I first heard of Kumon from a cousin of mine who enrolled her 2 young daughters at a Kumon center in the Philippines. When their family moved to Canada a few years later, I learned that her daughters were so much more advanced in math and reading compared to other kids in the same grade level.
This gave me a very good first impression of Kumon but I’ve never considered opening a Kumon franchise myself — it just doesn’t seem like a good fit for me. But with this blog, I’ve decided to look into as many different industries as I can, with the intention of giving my readers as many ideas as possible. I’m glad I did because it gave me a good reason to learn more about Kumon.
I ended up being very impressed with the company and I can see this being a great opportunity for the right franchisee. The things I like about the Kumon franchise opportunity are:
1. Offers a Much-Needed Service Using a Proven, Effective System – Kumon Math & Reading Centers offer an after-school program on these two areas of study to children from 3 years old (staring with the Junior Kumon program) all the way through to 12th Grade. The center provides each student with an individualized program taking into account the current skill level of the child.
The program is effective because it makes sure that each child fully understands one concept before advancing to the next, laying a solid foundation for more advanced topics. This builds confidence among students and makes them enjoy the learning process more.
2. No Teaching Experience Necessary, But There Must Be a Good Fit – The Kumon franchise requires a greater fit compared to most other franchises. Although a teaching background isn’t necessary, the franchisee must enjoy working with children. This is not a purely money-making endeavor, it’s also an opportunity to have a positive impact on the lives of children. The right franchisee will take this opportunity and responsibility very seriously.
3. Low Investment – It was named the #3 Low Cost Franchise by Entrepreneur Magazine in 2011. The franchise fee is only $2,000, and the total initial investment ranges from $36,538 to $145,250. A typical center is about 1,200 sq. ft in size and needs just 2-3 employees to run, says Entrepreneur magazine. (Update: According to Nicole Smith, president of the International Association of Kumon Franchisees, 6 or more staff per Kumon center is more common.)
But I do have one concern:
Possible Impact of Technology on the Business Model – As I mentioned before, as a former UPS Store franchisee, I experienced first hand how quickly technology can impact certain profit centers and transform entire businesses. The swift adoption of online shopping and online shipping directly with the major carriers put a dent on our store’s shipping revenues.
Another example is the tax preparation business. A lot of people who used to go to H & R Block locations for their taxes now use Turbo Tax software and the like to do it themselves.
With the quick adoption of tablet computers like the iPad, I can’t help but wonder if cheaper and more convenient tutorial programs eventually gain traction with parents and their children.
But it’s really encouraging that Kumon has embraced new technology, particularly social media, to engage with their customers and potential franchisees.
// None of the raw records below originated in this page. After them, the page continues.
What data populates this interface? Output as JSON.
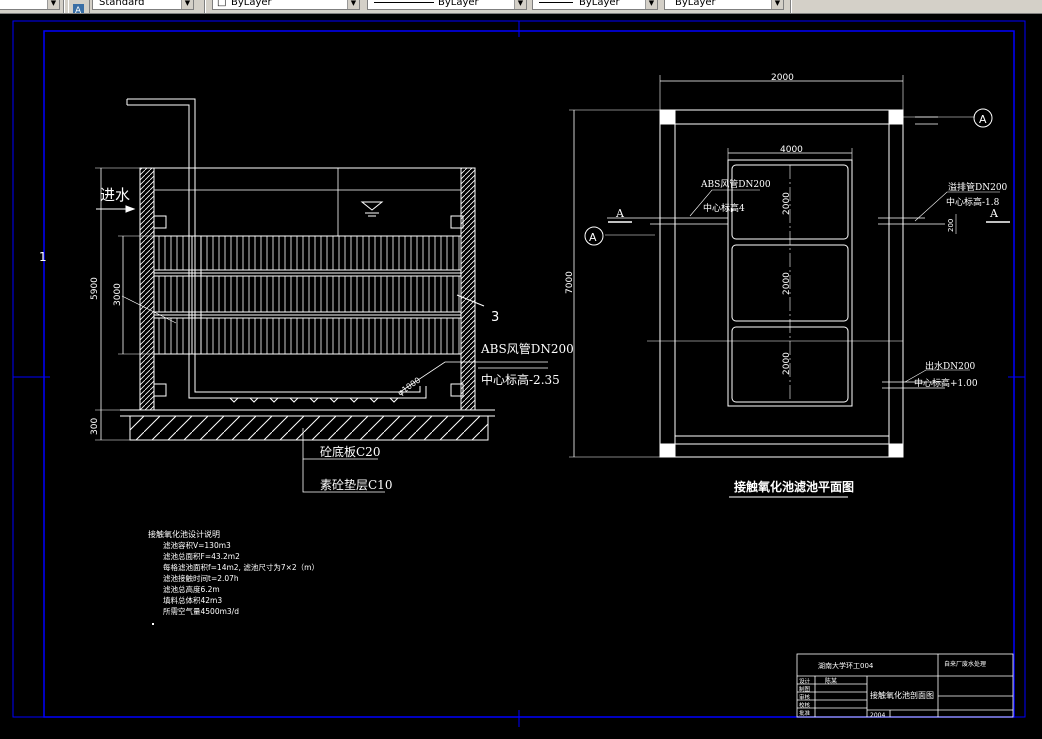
{
  "toolbar": {
    "text_style_value": "Standard",
    "layer_value": "ByLayer",
    "linetype_value": "ByLayer",
    "lineweight_value": "ByLayer",
    "plotstyle_value": "ByLayer"
  },
  "drawing": {
    "margin_number": "1",
    "section": {
      "inlet_label": "进水",
      "callout_3": "3",
      "dim_5900": "5900",
      "dim_3000": "3000",
      "dim_300": "300",
      "pipe_diameter": "φ1000",
      "abs_pipe_label": "ABS风管DN200",
      "center_elev_label": "中心标高-2.35",
      "slab_label": "砼底板C20",
      "cushion_label": "素砼垫层C10"
    },
    "plan": {
      "title": "接触氧化池滤池平面图",
      "dim_top": "2000",
      "dim_inner": "4000",
      "dim_left": "7000",
      "cell_dims": [
        "2000",
        "2000",
        "2000"
      ],
      "dim_200": "200",
      "section_mark_letter": "A",
      "abs_pipe_label": "ABS风管DN200",
      "abs_elev_label": "中心标高4",
      "drain_pipe_label": "溢排管DN200",
      "drain_elev_label": "中心标高-1.8",
      "outlet_pipe_label": "出水DN200",
      "outlet_elev_label": "中心标高+1.00"
    },
    "notes": {
      "title": "接触氧化池设计说明",
      "lines": [
        "滤池容积V=130m3",
        "滤池总面积F=43.2m2",
        "每格滤池面积f=14m2, 滤池尺寸为7×2（m）",
        "滤池接触时间t=2.07h",
        "滤池总高度6.2m",
        "填料总体积42m3",
        "所需空气量4500m3/d"
      ]
    },
    "title_block": {
      "school": "湖南大学环工004",
      "project": "自来厂废水处理",
      "drawing_title": "接触氧化池剖面图",
      "row_labels": [
        "设计",
        "制图",
        "审核",
        "校核",
        "批准"
      ],
      "designer": "陈某",
      "drawing_no": "2004"
    }
  },
  "colors": {
    "background": "#000000",
    "frame": "#0000ff",
    "lines": "#ffffff",
    "toolbar": "#d4d0c8"
  }
}
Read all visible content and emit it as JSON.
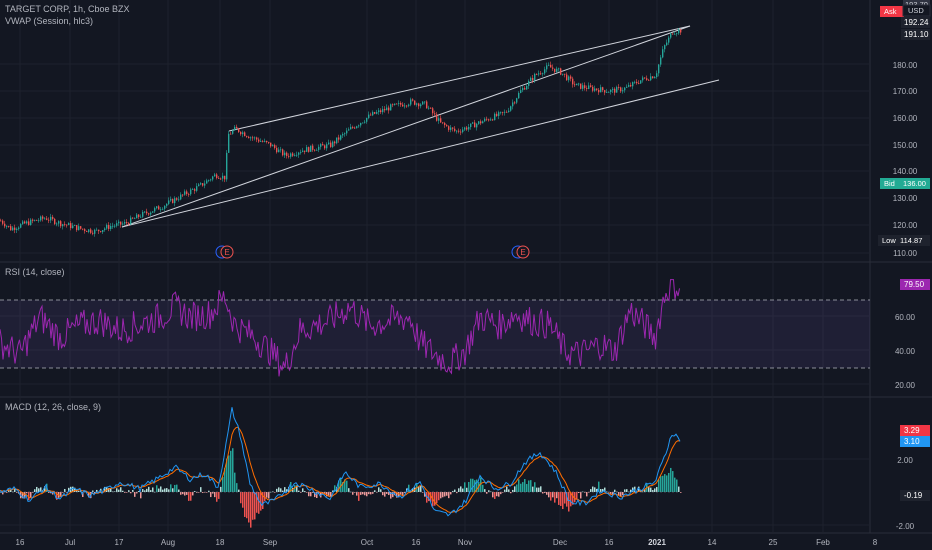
{
  "header": {
    "symbol_line": "TARGET CORP, 1h, Cboe BZX",
    "vwap_line": "VWAP (Session, hlc3)",
    "currency": "USD"
  },
  "rsi_legend": "RSI (14, close)",
  "macd_legend": "MACD (12, 26, close, 9)",
  "x_axis_labels": [
    "16",
    "Jul",
    "17",
    "Aug",
    "18",
    "Sep",
    "Oct",
    "16",
    "Nov",
    "Dec",
    "16",
    "2021",
    "14",
    "25",
    "Feb",
    "8"
  ],
  "earnings_markers": [
    "E",
    "E"
  ],
  "price_panel": {
    "ticks": [
      "200.00",
      "180.00",
      "170.00",
      "160.00",
      "150.00",
      "140.00",
      "130.00",
      "120.00",
      "110.00"
    ],
    "badges": {
      "ask": {
        "label": "Ask",
        "value": "",
        "color": "#f23645"
      },
      "price_top": {
        "value": "193.70",
        "color": "#2f3341"
      },
      "price_current": {
        "value": "192.24",
        "color": "#1e222d"
      },
      "vwap": {
        "value": "191.10",
        "color": "#1e222d"
      },
      "bid": {
        "label": "Bid",
        "value": "136.00",
        "color": "#22ab94"
      },
      "low": {
        "label": "Low",
        "value": "114.87",
        "color": "#1e222d"
      }
    }
  },
  "rsi_panel": {
    "ticks": [
      "60.00",
      "40.00",
      "20.00"
    ],
    "badge": {
      "value": "79.50",
      "color": "#9c27b0"
    }
  },
  "macd_panel": {
    "ticks": [
      "2.00",
      "-2.00"
    ],
    "badges": {
      "macd": {
        "value": "3.29",
        "color": "#f23645"
      },
      "signal": {
        "value": "3.10",
        "color": "#2196f3"
      },
      "hist": {
        "value": "-0.19",
        "color": "#1e222d"
      }
    }
  },
  "colors": {
    "background": "#131722",
    "grid": "#1e222d",
    "up": "#26a69a",
    "down": "#ef5350",
    "rsi": "#9c27b0",
    "macd": "#2196f3",
    "signal": "#ff6d00",
    "channel": "#d1d4dc"
  },
  "chart_data": [
    {
      "type": "candlestick",
      "title": "TARGET CORP, 1h, Cboe BZX",
      "x": [
        "Jun 16",
        "Jul",
        "Jul 17",
        "Aug",
        "Aug 18",
        "Sep",
        "Oct",
        "Oct 16",
        "Nov",
        "Dec",
        "Dec 16",
        "2021",
        "Jan 14"
      ],
      "close": [
        120,
        118,
        120,
        126,
        138,
        148,
        156,
        166,
        154,
        180,
        170,
        173,
        192.24
      ],
      "ylim": [
        110,
        200
      ],
      "channel_lines": [
        {
          "from": [
            "Jul 17",
            121
          ],
          "to": [
            "Jan 11",
            192.5
          ]
        },
        {
          "from": [
            "Jul 17",
            121
          ],
          "to": [
            "Jan 14",
            174
          ]
        }
      ]
    },
    {
      "type": "line",
      "title": "RSI (14, close)",
      "x": [
        "Jun 16",
        "Jul",
        "Jul 17",
        "Aug",
        "Aug 18",
        "Sep",
        "Oct",
        "Oct 16",
        "Nov",
        "Dec",
        "Dec 16",
        "2021",
        "Jan 8"
      ],
      "series": [
        {
          "values": [
            40,
            55,
            52,
            60,
            68,
            45,
            58,
            52,
            35,
            58,
            45,
            50,
            79.5
          ]
        }
      ],
      "bands": [
        30,
        70
      ],
      "ylim": [
        15,
        85
      ]
    },
    {
      "type": "line",
      "title": "MACD (12, 26, close, 9)",
      "x": [
        "Jun 16",
        "Jul",
        "Jul 17",
        "Aug",
        "Aug 18",
        "Sep",
        "Oct",
        "Oct 16",
        "Nov",
        "Dec",
        "Dec 16",
        "2021",
        "Jan 8"
      ],
      "series": [
        {
          "values": [
            0.1,
            -0.2,
            0.3,
            0.8,
            5.0,
            -0.8,
            0.6,
            1.0,
            -1.3,
            2.3,
            -0.7,
            0.1,
            3.29
          ]
        },
        {
          "values": [
            0.0,
            -0.1,
            0.2,
            0.6,
            4.4,
            -0.5,
            0.4,
            0.9,
            -1.0,
            2.0,
            -0.5,
            0.1,
            3.1
          ]
        }
      ],
      "histogram": [
        0.1,
        -0.1,
        0.1,
        0.2,
        0.6,
        -0.3,
        0.2,
        0.1,
        -0.3,
        0.3,
        -0.2,
        0.0,
        -0.19
      ],
      "ylim": [
        -2.5,
        5.5
      ]
    }
  ]
}
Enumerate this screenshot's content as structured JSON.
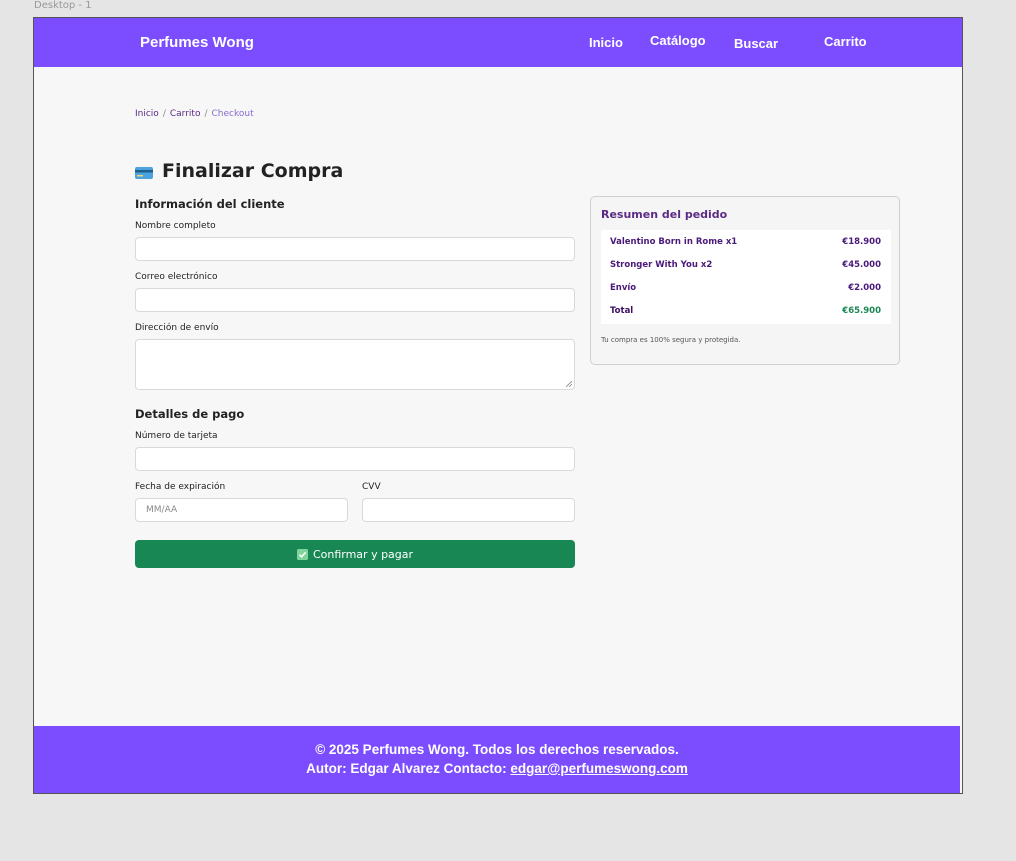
{
  "canvas": {
    "frame_label": "Desktop - 1"
  },
  "navbar": {
    "brand": "Perfumes Wong",
    "links": [
      "Inicio",
      "Catálogo",
      "Buscar",
      "Carrito"
    ]
  },
  "breadcrumb": {
    "items": [
      "Inicio",
      "Carrito",
      "Checkout"
    ],
    "separator": "/"
  },
  "page": {
    "title": "Finalizar Compra",
    "title_icon": "credit-card-icon"
  },
  "customer": {
    "section_title": "Información del cliente",
    "name_label": "Nombre completo",
    "email_label": "Correo electrónico",
    "address_label": "Dirección de envío"
  },
  "payment": {
    "section_title": "Detalles de pago",
    "card_label": "Número de tarjeta",
    "expiry_label": "Fecha de expiración",
    "expiry_placeholder": "MM/AA",
    "cvv_label": "CVV",
    "submit_label": "Confirmar y pagar",
    "submit_icon": "check-box-icon"
  },
  "summary": {
    "title": "Resumen del pedido",
    "items": [
      {
        "name": "Valentino Born in Rome x1",
        "price": "€18.900"
      },
      {
        "name": "Stronger With You x2",
        "price": "€45.000"
      },
      {
        "name": "Envío",
        "price": "€2.000"
      },
      {
        "name": "Total",
        "price": "€65.900"
      }
    ],
    "note": "Tu compra es 100% segura y protegida."
  },
  "footer": {
    "line1": "© 2025 Perfumes Wong. Todos los derechos reservados.",
    "line2_prefix": "Autor: Edgar Alvarez Contacto: ",
    "email": "edgar@perfumeswong.com"
  },
  "colors": {
    "brand": "#7c4dff",
    "success": "#198754",
    "accent_text": "#5b2a86"
  }
}
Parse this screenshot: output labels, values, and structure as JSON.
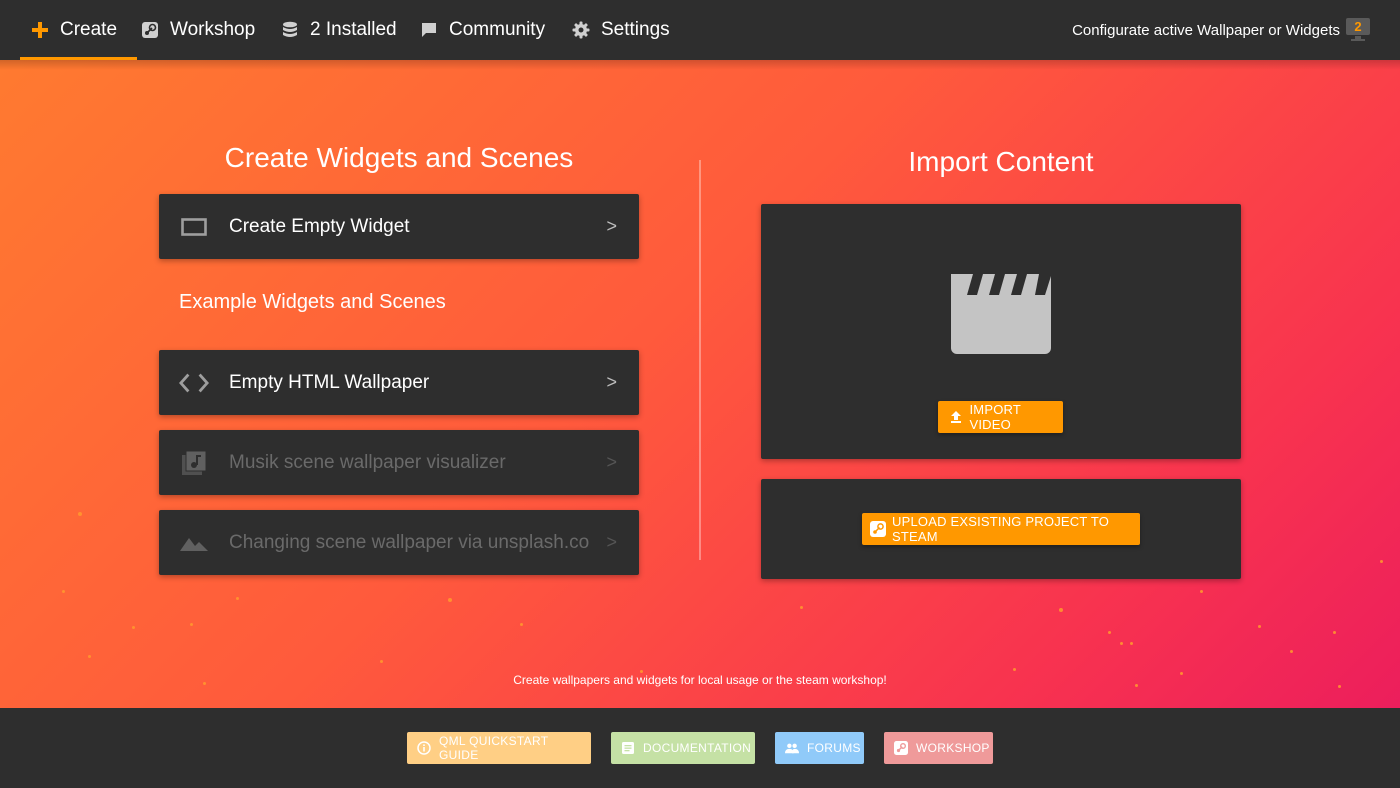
{
  "nav": {
    "items": [
      {
        "label": "Create",
        "icon": "plus-icon",
        "active": true
      },
      {
        "label": "Workshop",
        "icon": "steam-icon",
        "active": false
      },
      {
        "label": "2 Installed",
        "icon": "database-icon",
        "active": false
      },
      {
        "label": "Community",
        "icon": "chat-icon",
        "active": false
      },
      {
        "label": "Settings",
        "icon": "gear-icon",
        "active": false
      }
    ],
    "configure_label": "Configurate active Wallpaper or Widgets",
    "monitor_count": "2"
  },
  "left": {
    "title": "Create Widgets and Scenes",
    "create_empty": {
      "label": "Create Empty Widget",
      "arrow": ">",
      "icon": "widget-frame-icon"
    },
    "examples_title": "Example Widgets and Scenes",
    "examples": [
      {
        "label": "Empty HTML Wallpaper",
        "arrow": ">",
        "icon": "code-icon",
        "enabled": true
      },
      {
        "label": "Musik scene wallpaper visualizer",
        "arrow": ">",
        "icon": "music-library-icon",
        "enabled": false
      },
      {
        "label": "Changing scene wallpaper via unsplash.co",
        "arrow": ">",
        "icon": "landscape-icon",
        "enabled": false
      }
    ]
  },
  "right": {
    "title": "Import Content",
    "import_video_label": "IMPORT VIDEO",
    "upload_label": "UPLOAD EXSISTING PROJECT TO STEAM"
  },
  "tagline": "Create wallpapers and widgets for local usage or the steam workshop!",
  "footer": {
    "buttons": [
      {
        "label": "QML QUICKSTART GUIDE",
        "icon": "info-icon",
        "color": "#ffcf85"
      },
      {
        "label": "DOCUMENTATION",
        "icon": "document-icon",
        "color": "#c5e1a5"
      },
      {
        "label": "FORUMS",
        "icon": "people-icon",
        "color": "#90caf9"
      },
      {
        "label": "WORKSHOP",
        "icon": "steam-icon",
        "color": "#ef9a9a"
      }
    ]
  },
  "colors": {
    "accent": "#ff9800",
    "panel": "#2e2e2e",
    "gradient_start": "#ff7a30",
    "gradient_end": "#ec1e5c"
  }
}
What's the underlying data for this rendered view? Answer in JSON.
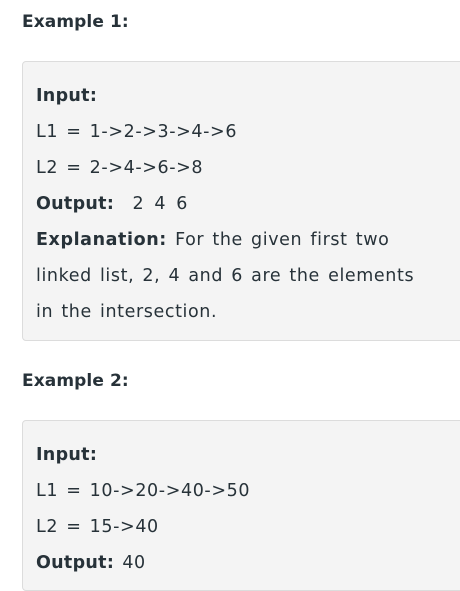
{
  "example1": {
    "heading": "Example 1:",
    "input_label": "Input:",
    "l1": "L1 = 1->2->3->4->6",
    "l2": "L2 = 2->4->6->8",
    "output_label": "Output:",
    "output_value": "2 4 6",
    "explanation_label": "Explanation:",
    "explanation_text": "For the given first two linked list, 2, 4 and 6 are the elements in the intersection."
  },
  "example2": {
    "heading": "Example 2:",
    "input_label": "Input:",
    "l1": "L1 = 10->20->40->50",
    "l2": "L2 = 15->40",
    "output_label": "Output:",
    "output_value": "40"
  }
}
At the time of this writing, they had 18,404 Facebook fans and 619 Twitter followers, and they update their accounts frequently throughout the day. These are the highest numbers I’ve seen for a non-food franchise company.
This gives me the confidence that they will take advantage of future technological advances to better engage with their customers and possibly offer alternative learning opportunities that leverage new technology.
And, in my opinion, for as long as there are traditional schools, there will be a need for an after-school program of some sort. The social aspect of going to a formal after-school program and interacting with teachers and other students enhances the learning experience for most children.
I think Kumon is one of the few franchise opportunities out there where the owner can make a difference in the lives of children and earn a profit at the same time. For the right franchisee, this could be the most rewarding and fulfilling business opportunity.
Check out my review of the Sylvan Learning franchise opportunity.
Are you a current franchisee of Kumon? Is your Kumon franchise profitable? Do you work for the Kumon franchise organization? Can you share anything about the profit potential of the Kumon franchise?